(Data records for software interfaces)
-=-=-

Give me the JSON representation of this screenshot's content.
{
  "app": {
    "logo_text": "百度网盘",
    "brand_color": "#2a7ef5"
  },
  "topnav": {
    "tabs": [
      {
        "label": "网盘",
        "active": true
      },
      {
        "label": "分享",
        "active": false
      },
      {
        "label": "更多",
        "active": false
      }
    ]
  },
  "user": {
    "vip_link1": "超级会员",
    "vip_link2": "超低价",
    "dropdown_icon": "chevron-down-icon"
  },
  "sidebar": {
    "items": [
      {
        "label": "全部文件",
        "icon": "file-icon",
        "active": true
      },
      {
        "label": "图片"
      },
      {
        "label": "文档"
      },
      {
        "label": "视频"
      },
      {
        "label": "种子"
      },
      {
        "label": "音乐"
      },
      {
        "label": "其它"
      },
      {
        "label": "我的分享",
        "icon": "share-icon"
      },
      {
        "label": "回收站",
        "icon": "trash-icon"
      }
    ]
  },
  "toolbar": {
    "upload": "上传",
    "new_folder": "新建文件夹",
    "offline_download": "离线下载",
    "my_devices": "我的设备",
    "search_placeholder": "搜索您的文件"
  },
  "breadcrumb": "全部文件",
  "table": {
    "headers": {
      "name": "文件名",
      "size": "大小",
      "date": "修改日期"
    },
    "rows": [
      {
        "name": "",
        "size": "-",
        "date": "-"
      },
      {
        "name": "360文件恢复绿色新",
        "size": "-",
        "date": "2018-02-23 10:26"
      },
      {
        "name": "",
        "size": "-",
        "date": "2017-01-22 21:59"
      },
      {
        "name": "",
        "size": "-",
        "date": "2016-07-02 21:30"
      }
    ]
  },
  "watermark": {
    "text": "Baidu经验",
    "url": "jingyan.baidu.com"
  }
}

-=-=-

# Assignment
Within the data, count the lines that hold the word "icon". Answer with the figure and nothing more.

# Answer
4